By Haley Schukei
Providing students the opportunity to graduate from college, even before they finish high school, is gaining momentum throughout East Texas.
“What we’re doing is literally taking 8th-grade students and saying, ‘do you want to graduate from high school with both a high school diploma and your associate degree?’” said Katherine Elmore, TJC’s director of School District Partnerships.” And they have to commit to that.”
Early College High School blends high school and college work to enable students to graduate with a high school diploma and an associate degree or 60 college credit hours toward a baccalaureate degree.
This model is gaining national attention due to its success in raising high school graduation and college retention rates for students at risk of not graduating. The program provides student support systems, including tutoring, counseling and mentoring.
The criteria to be eligible for early college high school actually contradicts what most would expect.
Early College High School is a school reform model that targets students who might not otherwise achieve post-secondary success and works to reduce those barriers.
“You’re not just choosing the very best students you have. You’re picking the students who are low-socioeconomic, first-generation college students, that come from single-parent families who are at risk of not graduating with the cohort that they started with in ninth grade,” said Elmore.
The application process includes interviews and a writing sample, surveys that must be completed by potential students and their parents and recommendations from teachers.
Circumstances, such as failing a grade on a state exam at any point, if they are pregnant or are already a parent, if they are bilingual and need ESL (English as a Second Language) support or if they have dropped out of school and come back, are flattering to their application.
“In this case, those would actually be positive points for them because they are more at risk than the student who has six parents and grandparents who all have been to college,” said Elmore.
Some students are born with what’s referred to as four-one or six-one support systems, meaning both parents have been to college as well as both sets of grandparents, so they have up to six people who could potentially help them work through the systems of what it takes to get into college.
Students considered for an ECHS program do not.
“So they don’t have any kind of background knowledge of how to fill out a college application, or a FAFSA or how to prepare to manage the system of what it takes to get into college,” said Elmore. “We’ve shown them how to study, how to work the system, how to manage their life in a much different way than their family has ever been exposed to.”
TJC began collaborating with Tyler Independent School District six years ago and has since partnered with Chapel Hill Independent School District, as well.
“The partnership between Tyler Junior College and Chapel Hill ISD gives our Chapel Hill Collegiate students the opportunity to earn an Associate Degree by the time they graduate from high school.
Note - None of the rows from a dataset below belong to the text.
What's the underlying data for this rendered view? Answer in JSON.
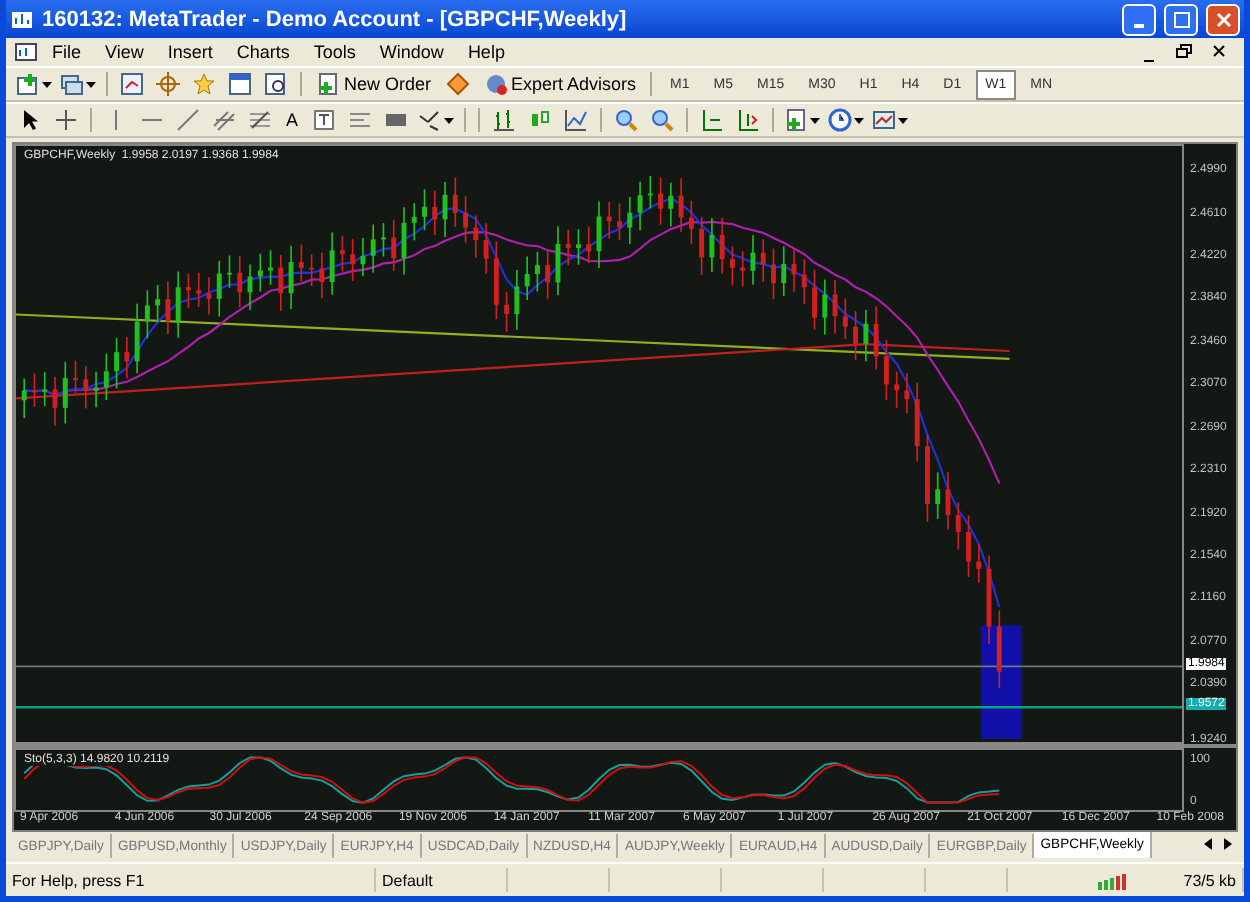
{
  "window": {
    "title": "160132: MetaTrader - Demo Account - [GBPCHF,Weekly]"
  },
  "menu": [
    "File",
    "View",
    "Insert",
    "Charts",
    "Tools",
    "Window",
    "Help"
  ],
  "toolbar": {
    "new_order": "New Order",
    "expert_advisors": "Expert Advisors",
    "timeframes": [
      {
        "label": "M1",
        "selected": false
      },
      {
        "label": "M5",
        "selected": false
      },
      {
        "label": "M15",
        "selected": false
      },
      {
        "label": "M30",
        "selected": false
      },
      {
        "label": "H1",
        "selected": false
      },
      {
        "label": "H4",
        "selected": false
      },
      {
        "label": "D1",
        "selected": false
      },
      {
        "label": "W1",
        "selected": true
      },
      {
        "label": "MN",
        "selected": false
      }
    ],
    "text_tool": "A"
  },
  "chart": {
    "header": "GBPCHF,Weekly  1.9958 2.0197 1.9368 1.9984",
    "price_labels": [
      "2.4990",
      "2.4610",
      "2.4220",
      "2.3840",
      "2.3460",
      "2.3070",
      "2.2690",
      "2.2310",
      "2.1920",
      "2.1540",
      "2.1160",
      "2.0770",
      "2.0390",
      "1.9240"
    ],
    "bid_tag": "1.9984",
    "line_tag": "1.9572",
    "indicator": {
      "header": "Sto(5,3,3) 14.9820 10.2119",
      "axis": [
        "100",
        "0"
      ]
    },
    "time_labels": [
      "9 Apr 2006",
      "4 Jun 2006",
      "30 Jul 2006",
      "24 Sep 2006",
      "19 Nov 2006",
      "14 Jan 2007",
      "11 Mar 2007",
      "6 May 2007",
      "1 Jul 2007",
      "26 Aug 2007",
      "21 Oct 2007",
      "16 Dec 2007",
      "10 Feb 2008"
    ]
  },
  "tabs": [
    {
      "label": "GBPJPY,Daily",
      "selected": false
    },
    {
      "label": "GBPUSD,Monthly",
      "selected": false
    },
    {
      "label": "USDJPY,Daily",
      "selected": false
    },
    {
      "label": "EURJPY,H4",
      "selected": false
    },
    {
      "label": "USDCAD,Daily",
      "selected": false
    },
    {
      "label": "NZDUSD,H4",
      "selected": false
    },
    {
      "label": "AUDJPY,Weekly",
      "selected": false
    },
    {
      "label": "EURAUD,H4",
      "selected": false
    },
    {
      "label": "AUDUSD,Daily",
      "selected": false
    },
    {
      "label": "EURGBP,Daily",
      "selected": false
    },
    {
      "label": "GBPCHF,Weekly",
      "selected": true
    }
  ],
  "status_bar": {
    "help": "For Help, press F1",
    "profile": "Default",
    "traffic": "73/5 kb"
  }
}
What a wonderful opportunity,” said Karen Bender, administrator for Chapel Hill Collegiate Early College High School and the district’s Alternative School programs.
Many students would not have the chance of obtaining such a dream without the foresight of the Administrations of Tyler Junior College and Chapel Hill ISD.
“It’s the realization that we have a population of students who are not being served; who have no hope of going to college unless someone comes alongside them and supports them in that endeavor,” said Elmore.
According to Elmore, it takes years to develop a model that fits a school district.
For example, CHISD opted, for reasons such as space and personnel, to have a “school within a school.” Students are still able to participate in extracurricular activities, yet they take their core classes with the ECHS students, away from the other students at the school.
TISD, however, opted for an entirely separate campus. Because of this, ECHS students in Tyler are not able to participate in extracurricular activities.
“They started out trying to allow those students to participate in their extracurricular activities before and after school but the scheduling was such that they may leave at 5:30 or 6 in the morning, they would go to practice, to school and then they would go back to practice and it was becoming a 12-hour day. Plus two hours of homework each night,” said Elmore. “Imagine that when you’re 14, as opposed to when you’re 18 or 19, it wasn’t working as smoothly and efficiently as TISD wanted it to.”
Because asking a 14-year-old to have the discipline, the maturity and the skills to manage a system that they never grew up in and never prepared for, Elmore uses one word to describe Early College High School in its entirety – touchy.
Students are not only learning their high school coursework or just their college coursework, they’re also trying to manage the unspoken social rules that go along with two different entities.
“In today’s world, a college degree is a necessity, not a luxury. TJC, along with Chapel Hill Collegiate, continue to dream big. Education definitely matters,” said Bender. “A college degree can change our student’s lives, the lives of their families now and the lives of their future families. It changes them, gives them hope for a brighter future — literally changes their lives.”